Based upon two best-selling memoirs by Colin Clark, a young man who wanted to break into the business at the time that Monroe, with husband Arthur Miller in tow, arrived in London to film The Prince and the Showgirl, co-starring and directed by Sir Laurence Olivier, the story deftly centers upon that critical week in 1956, and yet manages to convey so much of Marilyn, particularly her child-like vulnerability, her insecurity as an actress, her natural charm and talents. While we have seen Michelle Williams tap dance and heard her sing before — she was superb in last year’s Blue Valentine — her moves and voice as Marilyn evoke the subject’s understated, magnetic performances.
Directed by Simon Curtis, premiered at the New York Film Festival, it is a gem.
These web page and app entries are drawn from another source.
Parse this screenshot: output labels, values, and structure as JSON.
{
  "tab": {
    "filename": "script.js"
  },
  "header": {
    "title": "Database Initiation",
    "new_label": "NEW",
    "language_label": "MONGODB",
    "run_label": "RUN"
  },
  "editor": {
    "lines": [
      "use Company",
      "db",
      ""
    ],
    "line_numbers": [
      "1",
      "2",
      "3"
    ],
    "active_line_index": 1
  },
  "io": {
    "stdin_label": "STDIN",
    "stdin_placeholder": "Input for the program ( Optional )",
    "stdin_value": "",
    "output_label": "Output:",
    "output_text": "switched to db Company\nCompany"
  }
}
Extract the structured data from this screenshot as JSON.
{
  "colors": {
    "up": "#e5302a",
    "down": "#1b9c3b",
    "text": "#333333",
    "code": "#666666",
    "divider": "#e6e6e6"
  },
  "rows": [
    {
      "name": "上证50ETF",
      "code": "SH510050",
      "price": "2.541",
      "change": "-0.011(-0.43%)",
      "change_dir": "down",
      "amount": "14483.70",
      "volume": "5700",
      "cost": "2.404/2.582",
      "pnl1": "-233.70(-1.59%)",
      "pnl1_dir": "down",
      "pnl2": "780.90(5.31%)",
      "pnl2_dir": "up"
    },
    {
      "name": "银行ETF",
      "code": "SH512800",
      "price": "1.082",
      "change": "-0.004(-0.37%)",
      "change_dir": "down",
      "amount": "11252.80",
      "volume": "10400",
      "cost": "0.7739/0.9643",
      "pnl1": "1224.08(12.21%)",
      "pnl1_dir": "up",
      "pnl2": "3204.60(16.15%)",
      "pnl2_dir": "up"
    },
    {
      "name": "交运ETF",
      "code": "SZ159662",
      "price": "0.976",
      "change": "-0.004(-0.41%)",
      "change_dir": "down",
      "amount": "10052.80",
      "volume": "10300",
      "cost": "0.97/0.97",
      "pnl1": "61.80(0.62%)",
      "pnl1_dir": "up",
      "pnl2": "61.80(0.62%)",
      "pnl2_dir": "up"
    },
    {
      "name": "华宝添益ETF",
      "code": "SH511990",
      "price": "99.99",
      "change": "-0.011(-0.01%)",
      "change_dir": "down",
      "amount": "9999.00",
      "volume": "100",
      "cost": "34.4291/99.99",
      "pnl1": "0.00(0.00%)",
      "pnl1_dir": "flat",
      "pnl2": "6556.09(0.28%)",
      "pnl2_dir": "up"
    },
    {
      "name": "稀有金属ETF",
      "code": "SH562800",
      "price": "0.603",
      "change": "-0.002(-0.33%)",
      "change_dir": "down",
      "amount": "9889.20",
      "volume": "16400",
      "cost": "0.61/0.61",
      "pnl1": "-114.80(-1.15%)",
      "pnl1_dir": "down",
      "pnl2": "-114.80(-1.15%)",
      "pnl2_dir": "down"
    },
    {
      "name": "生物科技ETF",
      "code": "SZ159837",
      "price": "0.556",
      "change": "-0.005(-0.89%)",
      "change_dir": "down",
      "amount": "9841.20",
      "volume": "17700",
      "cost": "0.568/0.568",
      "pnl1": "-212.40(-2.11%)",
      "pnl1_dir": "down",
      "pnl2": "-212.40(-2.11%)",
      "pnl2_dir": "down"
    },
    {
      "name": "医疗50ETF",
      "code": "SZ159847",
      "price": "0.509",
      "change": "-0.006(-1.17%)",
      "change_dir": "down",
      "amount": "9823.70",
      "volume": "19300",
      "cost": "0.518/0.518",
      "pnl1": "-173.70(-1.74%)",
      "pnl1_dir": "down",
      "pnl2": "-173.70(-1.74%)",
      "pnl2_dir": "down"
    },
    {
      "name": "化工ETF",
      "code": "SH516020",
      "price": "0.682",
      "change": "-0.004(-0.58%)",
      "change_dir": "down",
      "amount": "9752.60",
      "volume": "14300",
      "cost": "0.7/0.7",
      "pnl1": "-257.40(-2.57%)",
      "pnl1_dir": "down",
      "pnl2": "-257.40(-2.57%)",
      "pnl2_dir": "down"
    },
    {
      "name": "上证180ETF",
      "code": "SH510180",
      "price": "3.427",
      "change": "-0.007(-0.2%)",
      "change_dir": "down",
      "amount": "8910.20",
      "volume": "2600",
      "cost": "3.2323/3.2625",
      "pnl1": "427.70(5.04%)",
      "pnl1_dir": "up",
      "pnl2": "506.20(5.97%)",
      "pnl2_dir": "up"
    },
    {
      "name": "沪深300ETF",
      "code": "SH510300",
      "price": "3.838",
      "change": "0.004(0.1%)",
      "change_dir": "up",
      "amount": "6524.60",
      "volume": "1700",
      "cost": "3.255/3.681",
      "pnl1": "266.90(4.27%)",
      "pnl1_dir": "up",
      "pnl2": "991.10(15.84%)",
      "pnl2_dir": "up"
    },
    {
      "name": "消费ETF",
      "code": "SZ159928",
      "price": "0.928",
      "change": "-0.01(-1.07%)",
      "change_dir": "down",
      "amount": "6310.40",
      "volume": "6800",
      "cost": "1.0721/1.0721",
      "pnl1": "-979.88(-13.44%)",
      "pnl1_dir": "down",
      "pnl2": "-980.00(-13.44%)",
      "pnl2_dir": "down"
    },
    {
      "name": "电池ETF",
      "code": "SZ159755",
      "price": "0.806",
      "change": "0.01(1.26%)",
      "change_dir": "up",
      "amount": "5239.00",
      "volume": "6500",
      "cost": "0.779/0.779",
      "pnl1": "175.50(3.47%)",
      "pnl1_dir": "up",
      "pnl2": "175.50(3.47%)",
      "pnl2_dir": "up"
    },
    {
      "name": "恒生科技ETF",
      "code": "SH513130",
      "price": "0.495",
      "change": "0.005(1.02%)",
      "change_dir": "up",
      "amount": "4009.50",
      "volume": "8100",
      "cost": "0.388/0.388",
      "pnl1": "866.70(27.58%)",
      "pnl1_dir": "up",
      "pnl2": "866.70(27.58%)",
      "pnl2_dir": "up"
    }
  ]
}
Although it doesn’t achieve the high drama of “The Kings Speech,” Williams brings Monroe to life with heartbreaking delicacy and precision.
It is Colin’s brief encounter with Monroe as her confidant, protector, and almost lover that gives My Week with Marilyn its tender heart. Dougray Scott stars as Monroe’s aloof husband, Arthur Miller; Dominic Cooper as her anxious business partner Milton Greene; and Zoë Wanamaker as her Svengali-like acting coach Paula Strasberg; there are stylish cameos by Simon Russell Beale, Sir Derek Jacobi, and, as Dame Sybil Thorndike, Dame Judi Dench. Kenneth Branah plays the frustrated Laurence Olivier.
Click on the link below to see the trailor ofthe film with Michelle Williams as Marilyn Monroe.
Williams is completely captivating in this film.
One of the riddles Williams still hasn’t solved is how a creature filled with so much life and joy could also be filled with so much misery and pain. “Her deepest desire was to be taken seriously as an actress, but she doesn’t really shine in her serious roles,” she tells me. “Where she happens to shine is in comedy and in song and dance, but she denied that.
The hurricane of grief that came with Ledger’s death seems to have finally passed. “Three years ago, it felt like we didn’t have anything, and now my life—our life—has kind of repaired itself,” Williams tells me later that evening over dinner inBrooklyn. “Look, it’s not a perfectly operating system—there are holes and dips and electrical storms—but the basics are intact.” Still, she says, in a fundamental way nothing will ever be the same: “It’s changed how I see the world and how I interact on a daily basis. It’s changed the parent I am. It’s changed the friend I am. It’s changed the kind of work that I really want to do. It’s become the lens through which I see life—that it’s all impermanent.”
Cover of Vogue Magazine. Michelle Williams as Marilyn Monroe
Spot the likeness, spot the difference! Michelle Williams v Marilyn Monroe. Some Like it Hot and they both sure are!
Acnowledgements: Vogue Magazine, Regina Weinreich, Wilkipedia